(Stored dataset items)
-----

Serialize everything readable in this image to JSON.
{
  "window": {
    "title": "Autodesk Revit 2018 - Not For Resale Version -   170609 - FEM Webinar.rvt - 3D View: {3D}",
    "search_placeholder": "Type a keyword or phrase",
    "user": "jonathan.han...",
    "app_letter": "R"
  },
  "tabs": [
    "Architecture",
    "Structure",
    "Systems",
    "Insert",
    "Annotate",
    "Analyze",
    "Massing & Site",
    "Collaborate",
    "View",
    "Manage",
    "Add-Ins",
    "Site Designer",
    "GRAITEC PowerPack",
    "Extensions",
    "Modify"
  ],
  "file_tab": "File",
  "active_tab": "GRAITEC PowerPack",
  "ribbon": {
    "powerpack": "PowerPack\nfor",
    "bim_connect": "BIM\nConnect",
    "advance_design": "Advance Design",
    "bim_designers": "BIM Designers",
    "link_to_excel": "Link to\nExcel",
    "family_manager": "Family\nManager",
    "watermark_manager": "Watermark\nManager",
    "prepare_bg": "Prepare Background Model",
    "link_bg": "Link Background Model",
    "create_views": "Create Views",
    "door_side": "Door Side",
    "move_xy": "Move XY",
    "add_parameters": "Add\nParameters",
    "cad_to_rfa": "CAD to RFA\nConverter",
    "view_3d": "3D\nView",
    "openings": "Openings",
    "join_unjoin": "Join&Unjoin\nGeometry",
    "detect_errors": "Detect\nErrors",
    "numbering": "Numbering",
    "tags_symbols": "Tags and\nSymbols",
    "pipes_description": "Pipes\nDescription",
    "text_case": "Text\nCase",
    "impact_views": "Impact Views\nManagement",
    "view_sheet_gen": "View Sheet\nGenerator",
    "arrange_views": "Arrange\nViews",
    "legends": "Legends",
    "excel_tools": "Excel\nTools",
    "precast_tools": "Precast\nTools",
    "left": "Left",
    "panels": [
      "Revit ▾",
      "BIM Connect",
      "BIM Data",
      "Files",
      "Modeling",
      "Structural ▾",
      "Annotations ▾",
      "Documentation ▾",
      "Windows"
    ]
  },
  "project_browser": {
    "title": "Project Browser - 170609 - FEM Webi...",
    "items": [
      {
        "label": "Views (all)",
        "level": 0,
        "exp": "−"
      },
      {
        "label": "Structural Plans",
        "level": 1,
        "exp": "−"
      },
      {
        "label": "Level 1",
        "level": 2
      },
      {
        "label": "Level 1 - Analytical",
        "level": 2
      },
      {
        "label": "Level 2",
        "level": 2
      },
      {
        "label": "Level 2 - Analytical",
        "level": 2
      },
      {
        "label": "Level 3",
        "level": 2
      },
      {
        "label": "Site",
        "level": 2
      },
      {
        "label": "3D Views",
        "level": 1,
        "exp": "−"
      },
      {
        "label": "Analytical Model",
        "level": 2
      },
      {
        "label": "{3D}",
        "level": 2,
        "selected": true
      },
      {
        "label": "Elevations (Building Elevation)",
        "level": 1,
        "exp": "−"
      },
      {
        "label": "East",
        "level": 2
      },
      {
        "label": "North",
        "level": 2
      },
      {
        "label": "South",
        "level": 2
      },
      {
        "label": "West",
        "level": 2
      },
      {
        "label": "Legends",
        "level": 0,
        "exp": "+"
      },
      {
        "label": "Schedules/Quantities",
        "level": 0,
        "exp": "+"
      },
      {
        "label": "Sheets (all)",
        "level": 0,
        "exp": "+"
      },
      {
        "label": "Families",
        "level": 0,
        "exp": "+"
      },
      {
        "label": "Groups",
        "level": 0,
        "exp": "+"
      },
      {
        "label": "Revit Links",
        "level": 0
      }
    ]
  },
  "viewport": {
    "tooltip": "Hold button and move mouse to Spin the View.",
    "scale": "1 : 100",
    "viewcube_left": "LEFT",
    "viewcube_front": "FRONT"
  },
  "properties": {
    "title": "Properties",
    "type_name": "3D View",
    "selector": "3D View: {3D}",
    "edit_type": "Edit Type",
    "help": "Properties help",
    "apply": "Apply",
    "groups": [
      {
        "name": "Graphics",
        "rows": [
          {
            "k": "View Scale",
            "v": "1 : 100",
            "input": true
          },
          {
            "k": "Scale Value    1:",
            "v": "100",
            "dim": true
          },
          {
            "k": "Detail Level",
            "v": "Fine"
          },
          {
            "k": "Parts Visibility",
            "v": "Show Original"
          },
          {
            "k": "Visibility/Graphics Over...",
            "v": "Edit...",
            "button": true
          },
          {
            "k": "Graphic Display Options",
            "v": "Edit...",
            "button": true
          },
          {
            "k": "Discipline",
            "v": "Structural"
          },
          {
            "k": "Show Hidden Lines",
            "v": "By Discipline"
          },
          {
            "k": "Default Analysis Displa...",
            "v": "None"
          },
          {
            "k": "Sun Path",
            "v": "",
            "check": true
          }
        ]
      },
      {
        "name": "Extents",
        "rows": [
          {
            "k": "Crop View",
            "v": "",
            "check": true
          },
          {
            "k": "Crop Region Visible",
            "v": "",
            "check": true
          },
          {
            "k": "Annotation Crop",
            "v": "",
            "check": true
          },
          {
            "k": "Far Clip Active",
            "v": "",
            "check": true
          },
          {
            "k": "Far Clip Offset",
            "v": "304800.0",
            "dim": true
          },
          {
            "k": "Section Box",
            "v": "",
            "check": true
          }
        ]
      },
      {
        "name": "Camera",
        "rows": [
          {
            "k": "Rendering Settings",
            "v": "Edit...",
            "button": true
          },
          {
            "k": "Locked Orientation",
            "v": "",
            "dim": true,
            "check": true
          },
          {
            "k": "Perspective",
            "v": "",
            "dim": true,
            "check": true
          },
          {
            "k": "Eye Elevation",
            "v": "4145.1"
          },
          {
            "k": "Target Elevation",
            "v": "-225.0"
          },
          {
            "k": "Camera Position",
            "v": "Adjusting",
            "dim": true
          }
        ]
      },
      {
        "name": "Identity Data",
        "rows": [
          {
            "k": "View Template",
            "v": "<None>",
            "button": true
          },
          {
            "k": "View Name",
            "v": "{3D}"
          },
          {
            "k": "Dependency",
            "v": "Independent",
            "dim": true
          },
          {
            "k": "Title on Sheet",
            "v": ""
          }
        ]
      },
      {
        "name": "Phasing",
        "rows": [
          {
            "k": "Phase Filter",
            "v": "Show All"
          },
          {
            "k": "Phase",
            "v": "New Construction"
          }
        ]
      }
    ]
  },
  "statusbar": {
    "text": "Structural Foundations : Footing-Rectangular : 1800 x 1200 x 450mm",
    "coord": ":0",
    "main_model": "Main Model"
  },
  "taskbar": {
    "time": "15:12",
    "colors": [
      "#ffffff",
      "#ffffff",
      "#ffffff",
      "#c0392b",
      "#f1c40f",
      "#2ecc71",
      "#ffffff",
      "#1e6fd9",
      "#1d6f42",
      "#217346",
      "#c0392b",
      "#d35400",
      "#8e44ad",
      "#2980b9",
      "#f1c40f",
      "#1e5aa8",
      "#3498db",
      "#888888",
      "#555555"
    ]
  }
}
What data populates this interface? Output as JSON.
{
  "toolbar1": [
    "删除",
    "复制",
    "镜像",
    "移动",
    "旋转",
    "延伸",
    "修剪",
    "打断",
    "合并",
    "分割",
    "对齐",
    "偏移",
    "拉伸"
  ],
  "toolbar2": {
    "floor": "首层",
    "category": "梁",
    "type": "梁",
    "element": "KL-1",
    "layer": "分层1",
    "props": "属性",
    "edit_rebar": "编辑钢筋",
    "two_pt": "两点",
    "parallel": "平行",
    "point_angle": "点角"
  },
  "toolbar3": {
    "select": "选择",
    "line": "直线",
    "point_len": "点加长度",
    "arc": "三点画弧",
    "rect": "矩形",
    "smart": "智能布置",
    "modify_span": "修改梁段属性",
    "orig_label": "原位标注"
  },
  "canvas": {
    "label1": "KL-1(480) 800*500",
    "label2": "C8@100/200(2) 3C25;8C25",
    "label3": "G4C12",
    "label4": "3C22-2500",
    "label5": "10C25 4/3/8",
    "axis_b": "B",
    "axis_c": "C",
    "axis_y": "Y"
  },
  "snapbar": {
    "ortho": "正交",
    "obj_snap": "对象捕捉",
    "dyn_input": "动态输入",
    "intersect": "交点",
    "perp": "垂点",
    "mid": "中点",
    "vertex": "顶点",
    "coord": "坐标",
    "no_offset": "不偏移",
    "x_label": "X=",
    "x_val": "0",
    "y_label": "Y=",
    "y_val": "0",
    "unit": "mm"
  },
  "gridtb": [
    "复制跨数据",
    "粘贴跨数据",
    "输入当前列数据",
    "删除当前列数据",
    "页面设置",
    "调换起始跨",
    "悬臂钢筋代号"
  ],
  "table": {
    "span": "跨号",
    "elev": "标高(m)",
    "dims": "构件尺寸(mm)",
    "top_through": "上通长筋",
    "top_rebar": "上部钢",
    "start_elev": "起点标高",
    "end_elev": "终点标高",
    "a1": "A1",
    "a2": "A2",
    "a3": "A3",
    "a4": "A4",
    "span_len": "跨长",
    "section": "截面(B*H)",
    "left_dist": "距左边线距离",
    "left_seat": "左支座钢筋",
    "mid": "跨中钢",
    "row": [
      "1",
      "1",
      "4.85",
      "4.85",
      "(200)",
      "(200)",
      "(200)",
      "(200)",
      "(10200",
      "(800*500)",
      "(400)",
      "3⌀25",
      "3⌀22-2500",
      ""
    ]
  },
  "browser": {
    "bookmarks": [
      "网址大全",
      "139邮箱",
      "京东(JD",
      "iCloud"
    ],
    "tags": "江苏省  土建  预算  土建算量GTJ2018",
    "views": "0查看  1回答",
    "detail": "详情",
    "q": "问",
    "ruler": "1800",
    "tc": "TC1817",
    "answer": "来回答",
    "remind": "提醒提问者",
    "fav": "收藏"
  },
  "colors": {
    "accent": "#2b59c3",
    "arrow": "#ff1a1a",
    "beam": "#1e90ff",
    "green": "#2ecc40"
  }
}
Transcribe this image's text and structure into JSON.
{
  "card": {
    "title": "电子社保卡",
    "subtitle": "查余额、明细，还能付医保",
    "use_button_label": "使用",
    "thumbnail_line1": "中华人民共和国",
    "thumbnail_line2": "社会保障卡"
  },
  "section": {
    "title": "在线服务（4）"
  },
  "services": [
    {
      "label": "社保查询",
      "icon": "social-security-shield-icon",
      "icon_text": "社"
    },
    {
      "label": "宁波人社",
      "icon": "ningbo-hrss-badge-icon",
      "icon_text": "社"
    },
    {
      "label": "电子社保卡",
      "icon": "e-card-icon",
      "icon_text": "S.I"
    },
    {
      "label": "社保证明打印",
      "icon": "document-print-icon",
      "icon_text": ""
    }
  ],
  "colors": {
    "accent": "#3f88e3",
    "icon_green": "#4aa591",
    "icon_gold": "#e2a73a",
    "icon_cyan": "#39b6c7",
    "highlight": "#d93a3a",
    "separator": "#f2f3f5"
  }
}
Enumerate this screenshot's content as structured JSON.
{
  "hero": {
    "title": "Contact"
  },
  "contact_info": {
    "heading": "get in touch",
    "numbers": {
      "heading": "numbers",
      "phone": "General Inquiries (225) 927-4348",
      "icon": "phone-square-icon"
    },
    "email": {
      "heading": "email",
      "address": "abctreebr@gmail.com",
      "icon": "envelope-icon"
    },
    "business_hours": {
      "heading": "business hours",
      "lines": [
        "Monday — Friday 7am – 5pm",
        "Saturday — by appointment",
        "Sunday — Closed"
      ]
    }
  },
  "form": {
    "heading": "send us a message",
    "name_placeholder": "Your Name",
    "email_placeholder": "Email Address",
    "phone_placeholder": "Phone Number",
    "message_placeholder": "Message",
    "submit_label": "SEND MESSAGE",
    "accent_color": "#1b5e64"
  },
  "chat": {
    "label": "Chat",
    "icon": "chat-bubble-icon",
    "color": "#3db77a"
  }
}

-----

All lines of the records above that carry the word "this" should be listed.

Serialize everything readable in this image to JSON.
What data populates this interface? Output as JSON.
Transcribe this image's text and structure into JSON.
Enumerate this screenshot's content as structured JSON.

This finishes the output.